Hockey can be completed with a win over co-leader
No one doubts
Mercyhurst's firepower on offense but the
Lakers must find a way to stop the puck to
challenge for the Atlantic Hockey title. Mercyhurst
has scored four goals in each of its last three games,
but has allowed five, six, and five for its first
three-game league losing streak in three seasons.
In eight games, the Lakers have allowed five-plus
goals in six times (they're 1-5 in those contests).
• Three is too much: Bentley's recent
penchant for erasing three-goal deficits was put to the
test yet again in Friday's series opener with Army.

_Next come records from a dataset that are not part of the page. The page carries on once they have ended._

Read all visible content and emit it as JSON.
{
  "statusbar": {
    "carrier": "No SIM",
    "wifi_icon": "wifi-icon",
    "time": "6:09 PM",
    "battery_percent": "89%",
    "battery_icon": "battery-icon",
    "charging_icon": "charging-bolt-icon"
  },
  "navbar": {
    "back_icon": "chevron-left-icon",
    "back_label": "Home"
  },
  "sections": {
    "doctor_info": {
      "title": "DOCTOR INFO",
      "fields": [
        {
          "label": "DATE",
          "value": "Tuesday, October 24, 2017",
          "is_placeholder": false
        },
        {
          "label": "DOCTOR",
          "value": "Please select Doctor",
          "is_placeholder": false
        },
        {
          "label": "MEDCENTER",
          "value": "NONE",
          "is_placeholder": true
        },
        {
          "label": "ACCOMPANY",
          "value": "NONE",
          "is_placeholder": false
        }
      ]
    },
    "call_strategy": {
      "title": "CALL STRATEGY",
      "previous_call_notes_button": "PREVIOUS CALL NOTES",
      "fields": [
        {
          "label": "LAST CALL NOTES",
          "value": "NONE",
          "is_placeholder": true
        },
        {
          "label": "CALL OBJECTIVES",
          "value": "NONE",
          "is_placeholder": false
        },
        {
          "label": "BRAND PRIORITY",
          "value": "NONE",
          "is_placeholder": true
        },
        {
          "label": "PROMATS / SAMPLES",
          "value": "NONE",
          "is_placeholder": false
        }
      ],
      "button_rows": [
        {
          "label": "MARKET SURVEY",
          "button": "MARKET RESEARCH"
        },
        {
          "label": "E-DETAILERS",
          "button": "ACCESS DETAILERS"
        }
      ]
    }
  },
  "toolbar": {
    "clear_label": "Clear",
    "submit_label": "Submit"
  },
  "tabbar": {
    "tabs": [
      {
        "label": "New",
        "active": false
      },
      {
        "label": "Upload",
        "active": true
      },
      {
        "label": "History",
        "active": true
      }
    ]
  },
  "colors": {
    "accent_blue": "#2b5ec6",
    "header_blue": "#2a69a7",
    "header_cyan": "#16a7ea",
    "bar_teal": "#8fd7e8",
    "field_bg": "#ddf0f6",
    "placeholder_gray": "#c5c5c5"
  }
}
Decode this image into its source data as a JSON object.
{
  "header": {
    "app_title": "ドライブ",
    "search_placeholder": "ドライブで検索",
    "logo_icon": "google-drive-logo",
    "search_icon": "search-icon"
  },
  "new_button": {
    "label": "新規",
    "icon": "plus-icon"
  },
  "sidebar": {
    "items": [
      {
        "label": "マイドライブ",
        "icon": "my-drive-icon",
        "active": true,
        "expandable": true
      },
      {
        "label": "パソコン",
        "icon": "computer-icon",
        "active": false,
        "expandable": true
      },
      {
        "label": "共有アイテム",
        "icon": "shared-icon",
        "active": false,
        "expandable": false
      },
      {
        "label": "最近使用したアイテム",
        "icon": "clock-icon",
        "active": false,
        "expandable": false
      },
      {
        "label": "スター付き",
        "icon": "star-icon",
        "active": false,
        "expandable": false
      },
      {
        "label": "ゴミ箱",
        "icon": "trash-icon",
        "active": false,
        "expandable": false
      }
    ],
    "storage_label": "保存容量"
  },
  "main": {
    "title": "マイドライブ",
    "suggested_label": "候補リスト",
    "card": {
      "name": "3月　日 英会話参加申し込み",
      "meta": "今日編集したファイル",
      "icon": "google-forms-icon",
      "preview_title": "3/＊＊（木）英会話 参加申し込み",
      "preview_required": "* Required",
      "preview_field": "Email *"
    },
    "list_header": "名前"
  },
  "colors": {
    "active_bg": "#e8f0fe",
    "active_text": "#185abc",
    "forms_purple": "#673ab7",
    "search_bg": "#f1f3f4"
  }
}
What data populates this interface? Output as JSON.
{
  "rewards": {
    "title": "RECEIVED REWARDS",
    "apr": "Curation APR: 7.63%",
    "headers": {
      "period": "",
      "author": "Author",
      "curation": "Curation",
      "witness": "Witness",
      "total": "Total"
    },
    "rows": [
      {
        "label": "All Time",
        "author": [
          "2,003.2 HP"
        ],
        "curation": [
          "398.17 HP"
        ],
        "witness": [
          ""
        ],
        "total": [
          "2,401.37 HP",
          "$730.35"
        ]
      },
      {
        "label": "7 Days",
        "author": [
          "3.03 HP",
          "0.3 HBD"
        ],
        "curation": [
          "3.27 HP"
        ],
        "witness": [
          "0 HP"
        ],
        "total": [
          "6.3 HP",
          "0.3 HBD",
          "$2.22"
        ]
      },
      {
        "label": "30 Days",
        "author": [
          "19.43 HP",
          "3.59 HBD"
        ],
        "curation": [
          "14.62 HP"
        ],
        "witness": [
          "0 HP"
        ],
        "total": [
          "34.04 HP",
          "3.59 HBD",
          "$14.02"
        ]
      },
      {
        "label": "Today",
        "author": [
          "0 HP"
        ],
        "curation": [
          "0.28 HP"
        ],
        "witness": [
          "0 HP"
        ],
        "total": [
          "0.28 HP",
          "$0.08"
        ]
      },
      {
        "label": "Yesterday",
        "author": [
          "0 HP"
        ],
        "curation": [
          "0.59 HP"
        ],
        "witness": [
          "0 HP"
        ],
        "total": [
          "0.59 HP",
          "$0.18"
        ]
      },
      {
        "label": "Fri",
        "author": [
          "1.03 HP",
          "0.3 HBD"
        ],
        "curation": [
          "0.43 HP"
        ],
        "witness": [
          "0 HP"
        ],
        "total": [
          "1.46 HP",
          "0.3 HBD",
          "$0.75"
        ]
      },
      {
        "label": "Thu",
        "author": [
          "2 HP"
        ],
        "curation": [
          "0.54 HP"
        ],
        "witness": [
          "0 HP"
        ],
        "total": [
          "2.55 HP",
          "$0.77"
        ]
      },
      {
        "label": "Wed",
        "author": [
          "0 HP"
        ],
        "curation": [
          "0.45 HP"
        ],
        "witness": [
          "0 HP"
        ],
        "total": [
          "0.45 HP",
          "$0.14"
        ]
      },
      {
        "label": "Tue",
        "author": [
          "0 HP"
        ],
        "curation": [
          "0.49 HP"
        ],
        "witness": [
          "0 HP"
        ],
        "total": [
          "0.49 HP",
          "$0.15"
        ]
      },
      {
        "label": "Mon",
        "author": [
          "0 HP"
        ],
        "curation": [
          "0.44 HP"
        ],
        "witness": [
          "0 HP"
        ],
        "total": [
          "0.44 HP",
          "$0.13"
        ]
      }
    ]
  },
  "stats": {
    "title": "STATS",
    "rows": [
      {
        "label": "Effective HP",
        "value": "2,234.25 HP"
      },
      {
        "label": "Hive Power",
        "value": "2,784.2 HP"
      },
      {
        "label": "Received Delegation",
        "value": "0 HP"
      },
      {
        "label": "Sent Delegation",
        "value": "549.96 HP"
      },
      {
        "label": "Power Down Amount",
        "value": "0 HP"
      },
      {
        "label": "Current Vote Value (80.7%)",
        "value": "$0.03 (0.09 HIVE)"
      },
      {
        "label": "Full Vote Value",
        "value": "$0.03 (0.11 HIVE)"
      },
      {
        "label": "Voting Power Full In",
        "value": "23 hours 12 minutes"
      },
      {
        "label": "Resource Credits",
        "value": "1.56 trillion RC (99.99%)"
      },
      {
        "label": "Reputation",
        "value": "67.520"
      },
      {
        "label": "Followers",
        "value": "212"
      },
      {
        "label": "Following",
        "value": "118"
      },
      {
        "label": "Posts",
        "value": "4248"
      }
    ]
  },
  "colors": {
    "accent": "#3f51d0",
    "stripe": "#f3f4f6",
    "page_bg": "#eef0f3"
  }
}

The
Black Knights grabbed a 4-1 lead in the third period when
Bentley started its comeback bid. Jeff Gumaer and Jaye Judd
notched goals for the Falcons but Army and goalie Josh Kassel
survived a 49-second shift with a sixth Bentley attacker
and held on for the 4-3 win. It was Army's first win at
John A. Ryan Arena in three years.
• Relief: Connecticut goalie Scott Tomes finally notched his first win in five decisions, turning aside 24 shots in a 4-3 win over American International.
• Pick six: Rochester Institute of Technology got goals from six different players in a 6-1 exhibition win over St. Clair Saturday.
• Woe, Canada: Atlantic Hockey teams own a 5-1-3 exhibition record against Canadian schools this season. Waterloo downed Canisius on opening week, and Ottawa managed three draws.
• Hot-hand Luc: Sacred Heart captain
Pierre-Luc O'Brien still has the scoring touch of late,
with consecutive three-point efforts (1 goal, 2 assists)
in a weekend sweep over Holy Cross. O'Brien is second in
the league in scoring with 9 goals and 10 assists, all but
two of those points coming in the last two weeks.
• Face the Nation: James Sixsmith of
Holy Cross leads the nation with two points per game, just
ahead of Air Force's Eric Ehn (1.92). Ben Cottreau of Mercyhurst
(1.88) is tied for sixth, and leads the nation in goals
per game (1.12). Ehn checks in third at 1.08 goals per game.
Sixsmith is tops in assists (1.56 per contest). Jon Landry
of Holy Cross leads all blue liners with 1.56 points per
game. Defenseman Carl Hudson of Canisius ranks second in
power play goals (six). Jeff Gumaer of Bentley and Dale
Reinhardt of Holy Cross are tied for second with two short-handed
goals apiece. Andrew Loewen of Canisius ranks fifth in save
• Still Waiting: With Brown's win against
visiting Wayne State last weekend, American International
is the lone Division I team without a victory. The Yellowjackets
(0-9-0) are at Air Force this weekend, then travel to Providence
for a single game against the aforementioned Ivy school
one week from Saturday.
A variety of sources were utilized in
the compilation of this report